> Task statement
Exactly as written, return the entries below, minus any pictures.

> Data excerpts
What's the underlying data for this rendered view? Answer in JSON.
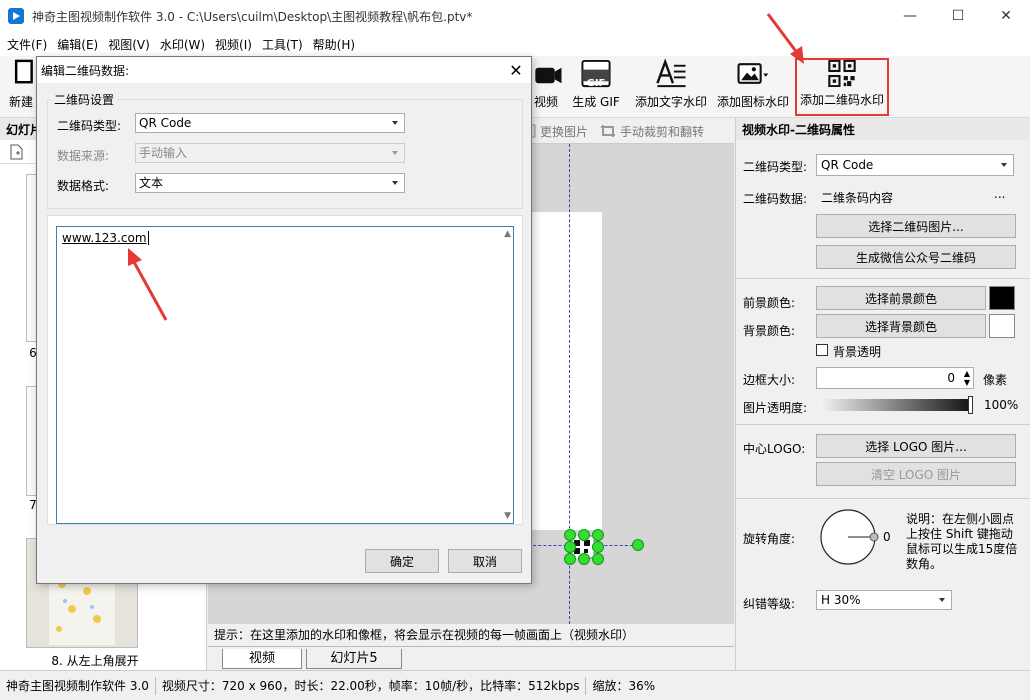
{
  "window": {
    "title": "神奇主图视频制作软件 3.0 - C:\\Users\\cuilm\\Desktop\\主图视频教程\\帆布包.ptv*",
    "minimize": "—",
    "maximize": "☐",
    "close": "✕"
  },
  "menu": [
    "文件(F)",
    "编辑(E)",
    "视图(V)",
    "水印(W)",
    "视频(I)",
    "工具(T)",
    "帮助(H)"
  ],
  "toolbar": {
    "new_label": "新建",
    "video_label": "视频",
    "gif_label": "生成 GIF",
    "gif_text": "GIF",
    "text_wm_label": "添加文字水印",
    "icon_wm_label": "添加图标水印",
    "qr_wm_label": "添加二维码水印"
  },
  "left_panel": {
    "header": "幻灯片",
    "slide_label": "8. 从左上角展开",
    "numbers": [
      "6",
      "7"
    ]
  },
  "canvas": {
    "replace_image": "更换图片",
    "crop_flip": "手动裁剪和翻转",
    "hint": "提示：在这里添加的水印和像框，将会显示在视频的每一帧画面上（视频水印）"
  },
  "tabs": [
    "视频",
    "幻灯片5"
  ],
  "right_panel": {
    "header": "视频水印-二维码属性",
    "qr_type_label": "二维码类型:",
    "qr_type_value": "QR Code",
    "qr_data_label": "二维码数据:",
    "qr_data_value": "二维条码内容",
    "qr_data_more": "...",
    "select_qr_image": "选择二维码图片...",
    "gen_wechat_qr": "生成微信公众号二维码",
    "fg_color_label": "前景颜色:",
    "fg_color_btn": "选择前景颜色",
    "fg_color": "#000000",
    "bg_color_label": "背景颜色:",
    "bg_color_btn": "选择背景颜色",
    "bg_color": "#ffffff",
    "bg_transparent": "背景透明",
    "border_label": "边框大小:",
    "border_value": "0",
    "border_unit": "像素",
    "opacity_label": "图片透明度:",
    "opacity_value": "100%",
    "logo_label": "中心LOGO:",
    "select_logo": "选择 LOGO 图片...",
    "clear_logo": "清空  LOGO 图片",
    "rotate_label": "旋转角度:",
    "rotate_value": "0",
    "rotate_note": "说明：在左侧小圆点上按住 Shift 键拖动鼠标可以生成15度倍数角。",
    "ecc_label": "纠错等级:",
    "ecc_value": "H 30%"
  },
  "status": {
    "app": "神奇主图视频制作软件 3.0",
    "info": "视频尺寸：720 x 960，时长：22.00秒，帧率：10帧/秒，比特率：512kbps",
    "zoom": "缩放：36%"
  },
  "dialog": {
    "title": "编辑二维码数据:",
    "close": "✕",
    "group_title": "二维码设置",
    "type_label": "二维码类型:",
    "type_value": "QR Code",
    "source_label": "数据来源:",
    "source_value": "手动输入",
    "format_label": "数据格式:",
    "format_value": "文本",
    "text_value": "www.123.com",
    "ok": "确定",
    "cancel": "取消"
  },
  "colors": {
    "highlight": "#e53935",
    "accent": "#1677d2",
    "handle": "#33dd33"
  }
}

> Result for this exercise
What's the underlying data for this rendered view? Answer in JSON.
{
  "window": {
    "title": "神奇主图视频制作软件 3.0 - C:\\Users\\cuilm\\Desktop\\主图视频教程\\帆布包.ptv*",
    "minimize": "—",
    "maximize": "☐",
    "close": "✕"
  },
  "menu": [
    "文件(F)",
    "编辑(E)",
    "视图(V)",
    "水印(W)",
    "视频(I)",
    "工具(T)",
    "帮助(H)"
  ],
  "toolbar": {
    "new_label": "新建",
    "video_label": "视频",
    "gif_label": "生成 GIF",
    "gif_text": "GIF",
    "text_wm_label": "添加文字水印",
    "icon_wm_label": "添加图标水印",
    "qr_wm_label": "添加二维码水印"
  },
  "left_panel": {
    "header": "幻灯片",
    "slide_label": "8. 从左上角展开",
    "numbers": [
      "6",
      "7"
    ]
  },
  "canvas": {
    "replace_image": "更换图片",
    "crop_flip": "手动裁剪和翻转",
    "hint": "提示：在这里添加的水印和像框，将会显示在视频的每一帧画面上（视频水印）"
  },
  "tabs": [
    "视频",
    "幻灯片5"
  ],
  "right_panel": {
    "header": "视频水印-二维码属性",
    "qr_type_label": "二维码类型:",
    "qr_type_value": "QR Code",
    "qr_data_label": "二维码数据:",
    "qr_data_value": "二维条码内容",
    "qr_data_more": "...",
    "select_qr_image": "选择二维码图片...",
    "gen_wechat_qr": "生成微信公众号二维码",
    "fg_color_label": "前景颜色:",
    "fg_color_btn": "选择前景颜色",
    "fg_color": "#000000",
    "bg_color_label": "背景颜色:",
    "bg_color_btn": "选择背景颜色",
    "bg_color": "#ffffff",
    "bg_transparent": "背景透明",
    "border_label": "边框大小:",
    "border_value": "0",
    "border_unit": "像素",
    "opacity_label": "图片透明度:",
    "opacity_value": "100%",
    "logo_label": "中心LOGO:",
    "select_logo": "选择 LOGO 图片...",
    "clear_logo": "清空  LOGO 图片",
    "rotate_label": "旋转角度:",
    "rotate_value": "0",
    "rotate_note": "说明：在左侧小圆点上按住 Shift 键拖动鼠标可以生成15度倍数角。",
    "ecc_label": "纠错等级:",
    "ecc_value": "H 30%"
  },
  "status": {
    "app": "神奇主图视频制作软件 3.0",
    "info": "视频尺寸：720 x 960，时长：22.00秒，帧率：10帧/秒，比特率：512kbps",
    "zoom": "缩放：36%"
  },
  "dialog": {
    "title": "编辑二维码数据:",
    "close": "✕",
    "group_title": "二维码设置",
    "type_label": "二维码类型:",
    "type_value": "QR Code",
    "source_label": "数据来源:",
    "source_value": "手动输入",
    "format_label": "数据格式:",
    "format_value": "文本",
    "text_value": "www.123.com",
    "ok": "确定",
    "cancel": "取消"
  },
  "colors": {
    "highlight": "#e53935",
    "accent": "#1677d2",
    "handle": "#33dd33"
  }
}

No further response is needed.